Over the past several months, Hubs has been undergoing some intense scrutiny. I haven’t written anything about it because, well, it’s been horrible and I haven’t wanted to. However, now that we are, THANKFULLY, coming down on the other side of this mountain, I’ve been doing some reflecting on the experience. Pen has come to meet paper again, so to speak, and I’m finally ready to share some thoughts.

The first image that comes to mind when I think of this word is of a knife spreading butter on bread. Weird, I know. But, it makes me think of “slather“, as in “slathering butter on bread.” And, what is slathering if not “smearing” or “spreading”? I think slander and slather are very similar, because slander also involves “smearing” and “spreading”; not that of butter, but the smearing of a good name and the spreading of lies and rumors. Here is what the dictionary says about it:
slan~der – noun: 
1. defamation; calumny: rumors full of slander.
2. a malicious, false, and defamatory statement or report: a slander against his good name.
Slander is harmful in the best of circumstances and potentially devastating in the worst. We’ve been walking through what I would consider the “worst”. After 23 years with the same company, and not so much as a letter of caution on his record, my man was not only accused of “cutting corners”, but of breaking some laws that carry with them, at best, job-loss; at worst, the threat of long-term federal punishment. The reputation of character and integrity that took a lifetime to build stood in the balance of his word against theirs. 
And who was this accuser? Someone for whom Hubs has gone to bat countless times over the last few years. Someone into whom he’s poured countless hours at sales meetings, whom we’ve entertained in our home, whom we’ve supported at several community events and, someone whom I’ve even counseled through some tough times. No, this wasn’t just some random person; this was someone we trusted and counted as a friend.
When this first came about, we were, needless to say, stunned. It’s as if you’ve been sucker-punched and all the life is sucked right out of you. The gravity of the accusations; the what-ifs; the betrayal. But dazed-and-stunned soon gave way to hyper-focus. We threw ourselves into action, and while we were busy with the compilation of personal records that would prove Hubs’ innocence, we were also pouring through Scripture and on our faces before the Lord. These are some verses from Psalm 119 that especially spoke to us:
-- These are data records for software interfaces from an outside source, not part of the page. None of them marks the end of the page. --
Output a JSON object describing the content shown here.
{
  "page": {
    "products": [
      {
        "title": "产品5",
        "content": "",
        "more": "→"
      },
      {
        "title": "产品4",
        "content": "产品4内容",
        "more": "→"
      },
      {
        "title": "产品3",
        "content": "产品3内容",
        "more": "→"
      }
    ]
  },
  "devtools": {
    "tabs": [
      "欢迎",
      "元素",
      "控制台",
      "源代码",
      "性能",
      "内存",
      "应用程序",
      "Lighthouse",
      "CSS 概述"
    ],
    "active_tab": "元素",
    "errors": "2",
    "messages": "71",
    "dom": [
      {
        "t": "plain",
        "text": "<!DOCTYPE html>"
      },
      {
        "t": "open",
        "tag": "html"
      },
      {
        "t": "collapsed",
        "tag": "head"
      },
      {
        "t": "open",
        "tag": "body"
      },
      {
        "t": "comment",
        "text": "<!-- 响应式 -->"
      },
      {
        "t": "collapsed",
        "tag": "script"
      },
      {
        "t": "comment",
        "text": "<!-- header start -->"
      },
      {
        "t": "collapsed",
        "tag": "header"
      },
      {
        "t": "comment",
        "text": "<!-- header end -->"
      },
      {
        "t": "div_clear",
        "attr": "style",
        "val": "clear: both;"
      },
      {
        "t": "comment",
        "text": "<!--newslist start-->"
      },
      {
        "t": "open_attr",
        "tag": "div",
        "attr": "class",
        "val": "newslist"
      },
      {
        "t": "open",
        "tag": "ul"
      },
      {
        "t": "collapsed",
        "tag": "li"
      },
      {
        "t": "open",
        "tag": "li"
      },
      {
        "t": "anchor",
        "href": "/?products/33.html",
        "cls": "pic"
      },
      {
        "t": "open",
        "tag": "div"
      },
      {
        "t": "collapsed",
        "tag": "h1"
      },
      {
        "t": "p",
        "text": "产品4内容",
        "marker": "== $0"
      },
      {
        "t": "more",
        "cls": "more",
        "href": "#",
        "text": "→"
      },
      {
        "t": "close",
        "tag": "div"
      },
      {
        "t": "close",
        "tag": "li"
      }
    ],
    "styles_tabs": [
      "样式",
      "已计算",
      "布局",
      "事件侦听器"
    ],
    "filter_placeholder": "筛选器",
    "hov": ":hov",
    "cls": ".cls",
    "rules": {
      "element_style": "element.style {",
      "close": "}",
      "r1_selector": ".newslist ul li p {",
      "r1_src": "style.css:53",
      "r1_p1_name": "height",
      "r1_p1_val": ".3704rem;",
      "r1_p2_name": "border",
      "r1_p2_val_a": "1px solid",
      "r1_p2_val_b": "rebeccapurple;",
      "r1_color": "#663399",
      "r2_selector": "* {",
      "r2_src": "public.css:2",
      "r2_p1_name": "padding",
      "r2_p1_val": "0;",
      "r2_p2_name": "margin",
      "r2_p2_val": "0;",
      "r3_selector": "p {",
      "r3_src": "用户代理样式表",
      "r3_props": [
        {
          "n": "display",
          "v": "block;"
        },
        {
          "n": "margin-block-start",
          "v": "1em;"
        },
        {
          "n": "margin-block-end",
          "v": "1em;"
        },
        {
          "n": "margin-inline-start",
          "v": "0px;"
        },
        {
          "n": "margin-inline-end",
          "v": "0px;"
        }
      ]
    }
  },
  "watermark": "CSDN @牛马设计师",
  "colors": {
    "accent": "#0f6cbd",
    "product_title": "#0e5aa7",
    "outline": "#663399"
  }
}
22 Remove from me scorn and contempt, 
       for I keep your statutes.

 23 Though rulers sit together and slander me, 
       your servant will meditate on your decrees.

 24 Your statutes are my delight; 
       they are my counselors.
We worked really hard at keeping scorn and contempt at bay, deciding to take these verses very literally.  I put scripture on index cards each day and placed them in Hubs’ shirt pocket. When the pressure was intense, he would pull out those “decrees” and meditate on them, pray them over himself, and allow them to counsel him. I wrote them down for myself as well, and prayed them all day long. I’m not sure I can say this often enough: Scripture is not just words in an old book. IT IS LIFE.

All of the investigation and interrogation culminated with one very long meeting. My man left the house that day, armed with a large box filled with every paper we owned that spoke his innocence and a pocket full of God’s promises. He returned to me that evening with a tired smile; patting his shirt pocket and saying “He was with me, and I think they believed me.”

As it turns out, they did

Certainly, there was immense relief and some heavy-duty praising. We were beyond grateful! But remember, slander is, at best, harmful. There is still damage done when your reputation is put into question. People still wonder, “was it true”? Rumors and lies spread like a virus, contaminating people’s perceptions and placing doubt where there used to be confidence. We were left to clean up a mess we didn’t make, and little by little, some of that hateful virus began to contaminate my heart.

Hubs had been exonerated. He was having to work hard to make up lost ground, but he was completely free – even in his spirit. Me? Not so much.

As angry as I had been at this person when this all started, I had been able to set it aside to help my husband through the ordeal. Ironically, however, wh
en he was pronounced innocent, that “scorn and contempt” boiled to the surface with a new vengeance. The virus took hold.

Strangely, his freedom ushered me into bondage. 

For I see that you are full of bitterness and captive to sin. Act 8:23

Join me Wednesday for Part Two.